A mostly female audience filled the Plaza Theatre Sept. 8 to be educated, inspired and motivated to fight for women’s reproductive rights.
The program was co-sponsored by the American Civil Liberties Union of Georgia, the National Council of Jewish Women Atlanta section, the Jewish Democratic Women’s Salon, Planned Parenthood and others. It started with a screening of award-winning documentary “Jane: An Abortion Service,” which reminded the audience what life was like before 1973 when the U.S. Supreme Court ruled abortion is legal.
The one-hour informative film was followed by a Q&A with Heather Booth, who launched “Jane” in Chicago in the 1960s to find ways to help women get safe abortions, despite being illegal. Ultimately, 12,000 women were provided safe abortions between 1968 and 1973. Today, despite the groundbreaking case, Roe v. Wade, 84 percent of all U.S. counties don’t have abortion clinics, and an increasing number of states are making access to abortions more difficult.
Andrea Young, executive director of ACLU of Georgia, told the AJT that it was important to sponsor the program for two reasons. “One, to help young people know what’s at stake with these anti-reproductive rights measures. It’s been 46 years since abortion was ruled legal,” she said. “And two, to bring the community together with male allies, as well, who are so passionate” about this issue.
Young said she had no problem lining up a long list of co-sponsors for the program. “Before I could even get the question out,” she said, people said “yes. People are very excited that we’re doing this as we’re gearing up for the legislative year. The ticket sales are going to help pay for the legal case.”
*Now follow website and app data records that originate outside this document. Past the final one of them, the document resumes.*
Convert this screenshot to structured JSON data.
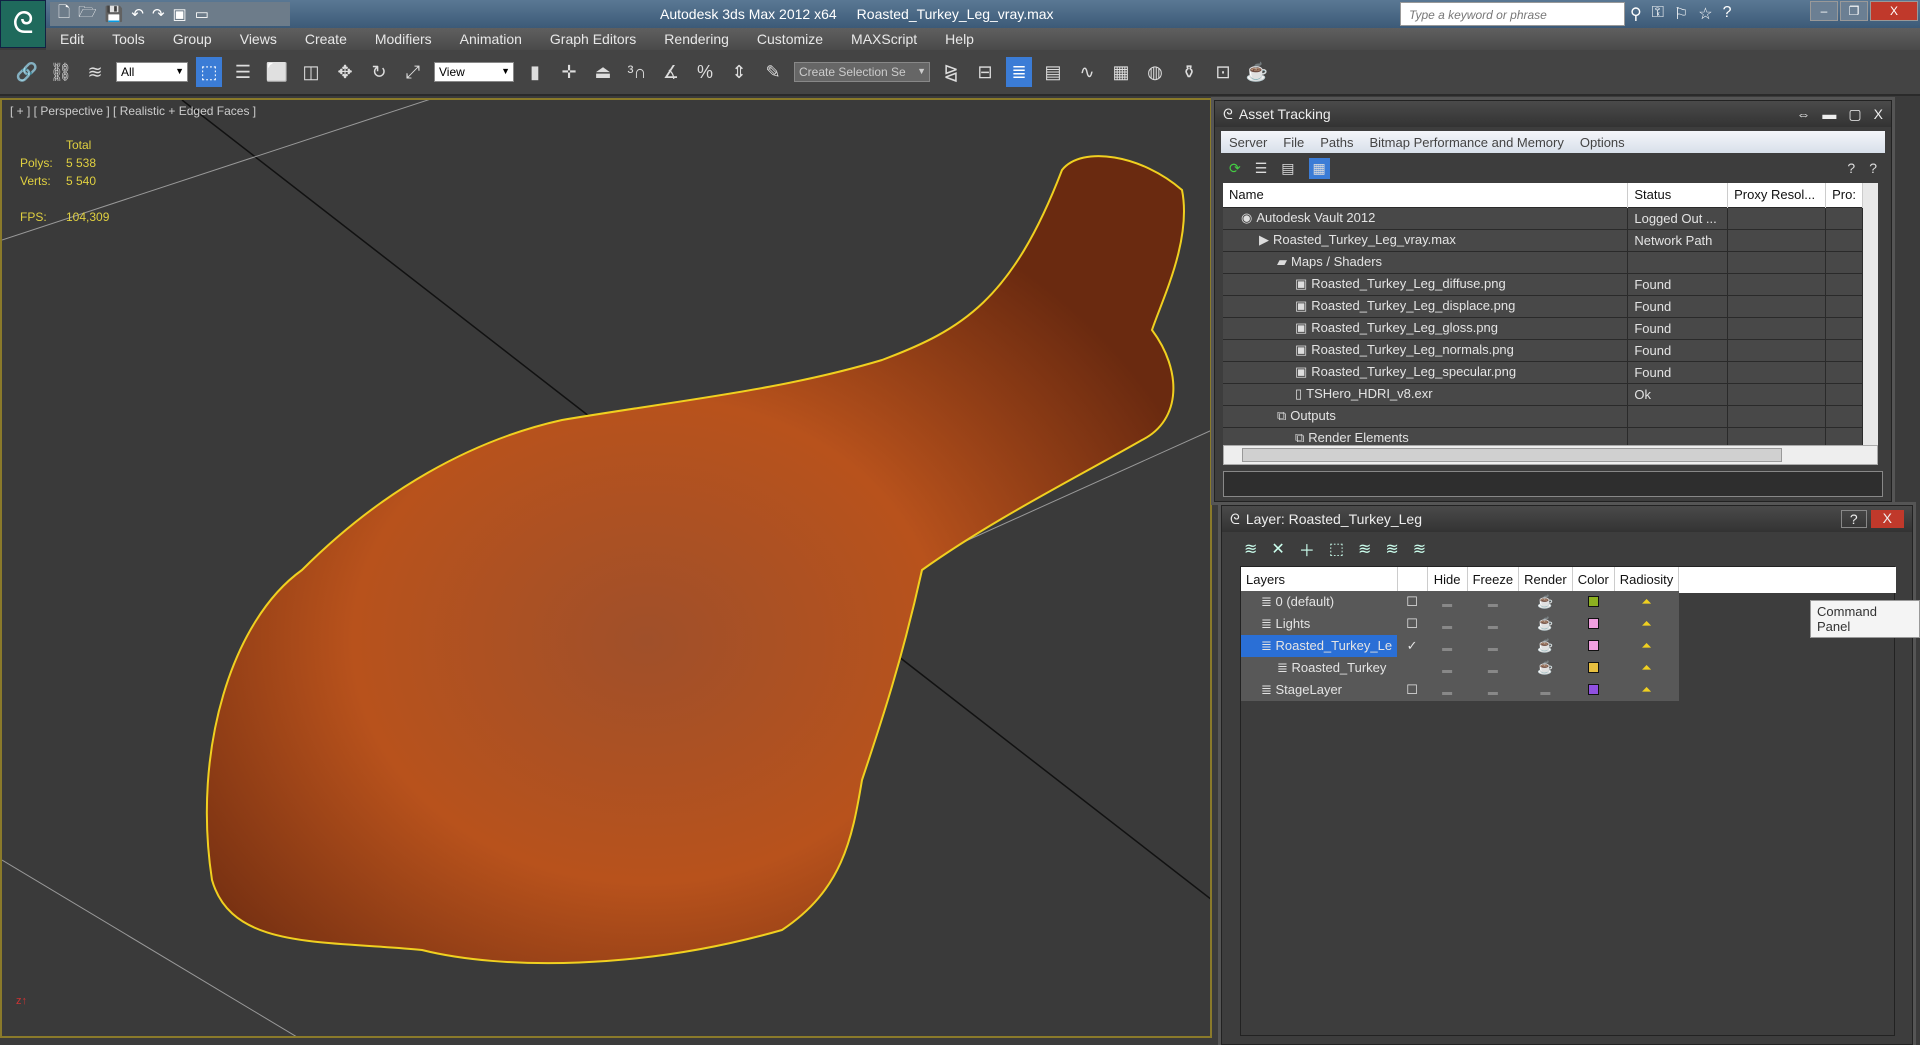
{
  "app": {
    "title": "Autodesk 3ds Max  2012 x64",
    "file": "Roasted_Turkey_Leg_vray.max",
    "search_placeholder": "Type a keyword or phrase"
  },
  "menu": [
    "Edit",
    "Tools",
    "Group",
    "Views",
    "Create",
    "Modifiers",
    "Animation",
    "Graph Editors",
    "Rendering",
    "Customize",
    "MAXScript",
    "Help"
  ],
  "toolbar": {
    "filter": "All",
    "coord": "View",
    "selection_set": "Create Selection Se"
  },
  "viewport": {
    "label": "[ + ] [ Perspective ] [ Realistic + Edged Faces ]",
    "total": "Total",
    "polys_label": "Polys:",
    "polys": "5 538",
    "verts_label": "Verts:",
    "verts": "5 540",
    "fps_label": "FPS:",
    "fps": "104,309"
  },
  "asset": {
    "title": "Asset Tracking",
    "menu": [
      "Server",
      "File",
      "Paths",
      "Bitmap Performance and Memory",
      "Options"
    ],
    "columns": [
      "Name",
      "Status",
      "Proxy Resol...",
      "Pro:"
    ],
    "rows": [
      {
        "name": "Autodesk Vault 2012",
        "status": "Logged Out ...",
        "indent": 1
      },
      {
        "name": "Roasted_Turkey_Leg_vray.max",
        "status": "Network Path",
        "indent": 2
      },
      {
        "name": "Maps / Shaders",
        "status": "",
        "indent": 3
      },
      {
        "name": "Roasted_Turkey_Leg_diffuse.png",
        "status": "Found",
        "indent": 4
      },
      {
        "name": "Roasted_Turkey_Leg_displace.png",
        "status": "Found",
        "indent": 4
      },
      {
        "name": "Roasted_Turkey_Leg_gloss.png",
        "status": "Found",
        "indent": 4
      },
      {
        "name": "Roasted_Turkey_Leg_normals.png",
        "status": "Found",
        "indent": 4
      },
      {
        "name": "Roasted_Turkey_Leg_specular.png",
        "status": "Found",
        "indent": 4
      },
      {
        "name": "TSHero_HDRI_v8.exr",
        "status": "Ok",
        "indent": 4
      },
      {
        "name": "Outputs",
        "status": "",
        "indent": 3
      },
      {
        "name": "Render Elements",
        "status": "",
        "indent": 4
      }
    ]
  },
  "layer": {
    "title": "Layer: Roasted_Turkey_Leg",
    "columns": [
      "Layers",
      "",
      "Hide",
      "Freeze",
      "Render",
      "Color",
      "Radiosity"
    ],
    "rows": [
      {
        "name": "0 (default)",
        "color": "#8cb020",
        "active": "☐"
      },
      {
        "name": "Lights",
        "color": "#f0a0e0",
        "active": "☐"
      },
      {
        "name": "Roasted_Turkey_Le",
        "color": "#f0a0e0",
        "active": "✓",
        "selected": true
      },
      {
        "name": "Roasted_Turkey",
        "color": "#e8c040",
        "active": ""
      },
      {
        "name": "StageLayer",
        "color": "#9050e0",
        "active": "☐"
      }
    ]
  },
  "tooltip": "Command Panel"
}
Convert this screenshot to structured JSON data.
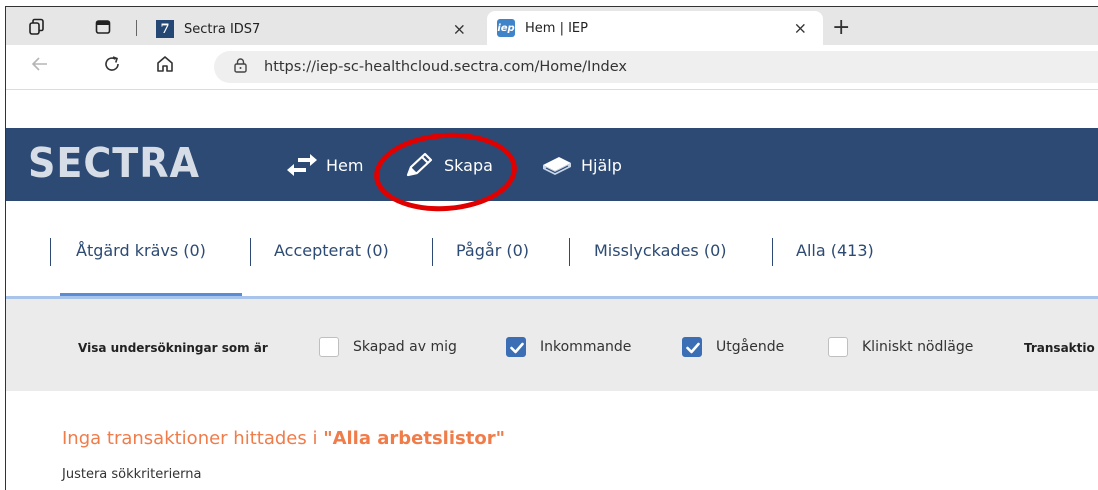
{
  "browser": {
    "tabs": [
      {
        "title": "Sectra IDS7",
        "favicon": "sectra-7-favicon"
      },
      {
        "title": "Hem | IEP",
        "favicon": "iep-favicon"
      }
    ],
    "favicon_sectra_text": "7",
    "favicon_iep_text": "iep",
    "close_glyph": "×",
    "newtab_glyph": "+",
    "url": "https://iep-sc-healthcloud.sectra.com/Home/Index"
  },
  "app": {
    "logo": "SECTRA",
    "nav": [
      {
        "label": "Hem",
        "icon": "swap-arrows-icon"
      },
      {
        "label": "Skapa",
        "icon": "pencil-icon"
      },
      {
        "label": "Hjälp",
        "icon": "book-icon"
      }
    ],
    "highlight_color": "#e10000",
    "header_color": "#2c4a73"
  },
  "worklist_tabs": [
    {
      "label": "Åtgärd krävs (0)",
      "active": true
    },
    {
      "label": "Accepterat (0)",
      "active": false
    },
    {
      "label": "Pågår (0)",
      "active": false
    },
    {
      "label": "Misslyckades (0)",
      "active": false
    },
    {
      "label": "Alla (413)",
      "active": false
    }
  ],
  "filters": {
    "label": "Visa undersökningar som är",
    "options": [
      {
        "label": "Skapad av mig",
        "checked": false
      },
      {
        "label": "Inkommande",
        "checked": true
      },
      {
        "label": "Utgående",
        "checked": true
      },
      {
        "label": "Kliniskt nödläge",
        "checked": false
      }
    ],
    "trailing_label": "Transaktio"
  },
  "results": {
    "message_prefix": "Inga transaktioner hittades i ",
    "message_highlight": "\"Alla arbetslistor\"",
    "hint": "Justera sökkriterierna"
  }
}
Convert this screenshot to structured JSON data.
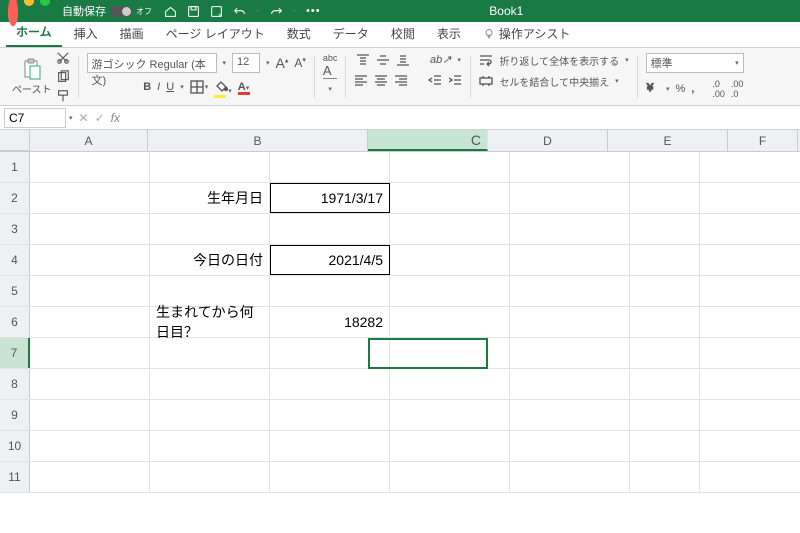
{
  "titlebar": {
    "autosave_label": "自動保存",
    "autosave_state": "オフ",
    "book_title": "Book1"
  },
  "tabs": {
    "home": "ホーム",
    "insert": "挿入",
    "draw": "描画",
    "pagelayout": "ページ レイアウト",
    "formulas": "数式",
    "data": "データ",
    "review": "校閲",
    "view": "表示",
    "assist": "操作アシスト"
  },
  "ribbon": {
    "paste": "ペースト",
    "font_name": "游ゴシック Regular (本文)",
    "font_size": "12",
    "wrap": "折り返して全体を表示する",
    "merge": "セルを結合して中央揃え",
    "number_format": "標準",
    "abc": "abc"
  },
  "fxbar": {
    "cell_ref": "C7"
  },
  "columns": [
    "A",
    "B",
    "C",
    "D",
    "E",
    "F"
  ],
  "cells": {
    "B2": "生年月日",
    "C2": "1971/3/17",
    "B4": "今日の日付",
    "C4": "2021/4/5",
    "B6": "生まれてから何日目？",
    "C6": "18282"
  },
  "selected_cell": "C7",
  "row_count": 11
}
She was referring to ACLU’s legal challenge of one of the country’s most restrictive abortion laws. In May, Georgia Gov. Brian Kemp signed the so-called “fetal heartbeat” law, effectively banning abortion after six weeks.
Young noted that the ACLU filed for a preliminary injunction against the law, with the first hearing to be held Sept. 23.
Opening the program, Young stressed that “women have the right to make these decisions [about abortions] for ourselves. We are not going back” to what life was like before Roe v. Wade.
Staci Fox, president and CEO of Planned Parenthood Southeast, noted that all three states under her group’s jurisdiction – Georgia, Alabama and Mississippi – passed restrictive abortion bans. She also pointed out that Planned Parenthood, the nation’s oldest and largest provider of family planning services, has 13 million members, or about double the number of members of the National Rifle Association.
“Remember, bans don’t stop abortions,” she stated. “They stop safe abortions.”
Booth told the crowd that she is “cautiously optimistic that we will stop these bans. This is an attack on women at the core. Women should not be a political bargaining chip.” During the Q&A, Booth also made a point of acknowledging the role Jews have played in fighting for social justice, including the civil rights movement of the 1960s.
When asked why it was important for Jewish women to be involved in the program, Sherry Frank, president of NCJW in Atlanta, said “because we’ve been involved since the beginning. NCJW worked in the suffragette movement. We had offices to help with immigrants coming in at Ellis Island. We worked in getting Russian Jews here. We’ve been involved with all of these issues.” She added that her organization’s next meeting, Nov. 7, will focus on voting rights.